“Italdesign is doing work for only one of the VW brands currently,” says Astalosch, “and it isn’t Audi,” the group brand with direct responsibility for the company. Another automotive customer Astalosch can talk about is Nissan, which is very much not a part of VW. But the sharing of a 50-year anniversary between Italdesign and Nissan’s famous GT-R, and the creation of the skill-flaunting Zerouno, has led to a collaboration between the pair through the Japanese maker’s Bob Laishley, who is programme director for the GT-R.
Another trigger, says Astalosch, “was Italdesign employee Andrea Porta, who speaks Japanese and is a GT-R nut. We did a show car together and we’re hoping to get approval. Nissan will decide.” The show car is the 710bhp GT-R50 by Italdesign, the credit in the name suggested by Laishley, Astalosch tells us with pride. If it gets the go-ahead, there will be “a small series of 50 cars at €900,000 (plus taxes), although we’re not getting rich on it”.

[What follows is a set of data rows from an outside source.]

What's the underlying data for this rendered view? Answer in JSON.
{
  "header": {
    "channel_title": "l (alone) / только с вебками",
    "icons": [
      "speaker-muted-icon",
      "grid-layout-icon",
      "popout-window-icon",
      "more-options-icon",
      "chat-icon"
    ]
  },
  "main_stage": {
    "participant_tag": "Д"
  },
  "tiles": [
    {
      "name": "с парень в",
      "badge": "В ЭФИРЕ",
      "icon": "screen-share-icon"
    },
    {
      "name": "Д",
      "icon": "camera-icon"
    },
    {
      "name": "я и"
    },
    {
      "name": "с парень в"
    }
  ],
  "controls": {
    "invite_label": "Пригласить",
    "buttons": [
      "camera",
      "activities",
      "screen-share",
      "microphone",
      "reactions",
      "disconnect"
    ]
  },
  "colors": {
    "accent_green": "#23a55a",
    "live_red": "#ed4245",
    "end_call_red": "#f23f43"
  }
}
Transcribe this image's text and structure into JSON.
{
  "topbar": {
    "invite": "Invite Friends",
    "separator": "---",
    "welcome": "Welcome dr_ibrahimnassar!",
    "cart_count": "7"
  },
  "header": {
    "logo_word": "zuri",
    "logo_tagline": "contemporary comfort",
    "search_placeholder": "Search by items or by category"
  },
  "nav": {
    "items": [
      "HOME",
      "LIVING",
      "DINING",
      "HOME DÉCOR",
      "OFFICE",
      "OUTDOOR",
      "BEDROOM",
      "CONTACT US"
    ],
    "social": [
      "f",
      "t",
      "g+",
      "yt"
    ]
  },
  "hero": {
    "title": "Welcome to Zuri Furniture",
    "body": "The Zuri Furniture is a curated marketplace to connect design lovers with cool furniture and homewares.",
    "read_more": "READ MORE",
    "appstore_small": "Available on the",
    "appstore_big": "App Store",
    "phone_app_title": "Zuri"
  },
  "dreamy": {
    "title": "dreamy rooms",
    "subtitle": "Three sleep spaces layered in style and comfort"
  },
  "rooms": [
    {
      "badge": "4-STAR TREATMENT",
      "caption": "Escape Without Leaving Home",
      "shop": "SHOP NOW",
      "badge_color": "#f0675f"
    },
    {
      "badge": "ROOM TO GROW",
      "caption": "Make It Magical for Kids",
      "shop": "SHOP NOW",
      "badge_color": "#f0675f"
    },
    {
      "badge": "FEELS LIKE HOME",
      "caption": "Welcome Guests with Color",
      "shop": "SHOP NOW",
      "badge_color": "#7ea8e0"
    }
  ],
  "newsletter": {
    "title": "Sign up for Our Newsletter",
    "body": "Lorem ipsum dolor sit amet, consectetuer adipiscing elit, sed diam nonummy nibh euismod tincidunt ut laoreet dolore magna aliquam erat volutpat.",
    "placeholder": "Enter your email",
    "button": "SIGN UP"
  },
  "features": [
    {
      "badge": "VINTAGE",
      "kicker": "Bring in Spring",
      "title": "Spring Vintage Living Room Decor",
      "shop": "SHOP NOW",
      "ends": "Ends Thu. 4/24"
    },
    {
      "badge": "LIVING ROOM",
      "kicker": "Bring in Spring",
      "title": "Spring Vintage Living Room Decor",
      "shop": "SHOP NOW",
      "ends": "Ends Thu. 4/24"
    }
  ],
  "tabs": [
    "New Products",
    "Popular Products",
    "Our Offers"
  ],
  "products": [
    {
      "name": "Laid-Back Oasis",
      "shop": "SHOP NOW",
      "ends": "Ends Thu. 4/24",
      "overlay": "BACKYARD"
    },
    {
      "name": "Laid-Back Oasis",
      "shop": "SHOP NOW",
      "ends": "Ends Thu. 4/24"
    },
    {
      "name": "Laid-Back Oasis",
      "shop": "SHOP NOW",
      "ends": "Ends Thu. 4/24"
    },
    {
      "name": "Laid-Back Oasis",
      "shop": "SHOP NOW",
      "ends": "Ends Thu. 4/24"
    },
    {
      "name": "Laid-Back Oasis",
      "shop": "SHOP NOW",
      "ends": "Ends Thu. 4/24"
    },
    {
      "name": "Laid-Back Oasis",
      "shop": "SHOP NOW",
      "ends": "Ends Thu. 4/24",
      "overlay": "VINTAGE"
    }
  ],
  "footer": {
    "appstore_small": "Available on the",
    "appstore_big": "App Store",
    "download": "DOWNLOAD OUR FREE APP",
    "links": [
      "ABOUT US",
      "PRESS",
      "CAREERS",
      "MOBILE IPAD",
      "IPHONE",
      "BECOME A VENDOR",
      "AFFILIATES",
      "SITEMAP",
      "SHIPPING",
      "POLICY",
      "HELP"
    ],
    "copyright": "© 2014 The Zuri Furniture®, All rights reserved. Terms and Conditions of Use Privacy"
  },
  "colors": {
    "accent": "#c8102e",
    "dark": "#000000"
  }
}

Nor is Italdesign getting rich on the Zerouno, adds Astalosch, despite the price of the five cars customers have paid to contribute to the project, which is about demonstrating three key company services. These include: “turnkey vehicle development in every form, ultra low volume series production (like the Zerouno and the GT-R50, if it happens) and the development of mobility systems”. Indeed, Italdesign is working on a Turin subway project as well as the extraordinary Pop.Up Next concept with Airbus and Audi, a vehicle whose detachable passenger pod can be lifted and carried by a four-rotor drone on demand.
That’s a long way from Giugiaro’s 1980 Fiat Panda, which Astalosch also considers to be a form of mobility system – his enthusiasm for the design prompting him to show your reporter low-mileage 4×4 versions for sale online, a purchase he’s considering. On the subject of total mobility systems, Astalosch reckons the car industry “has to look at this, otherwise …read more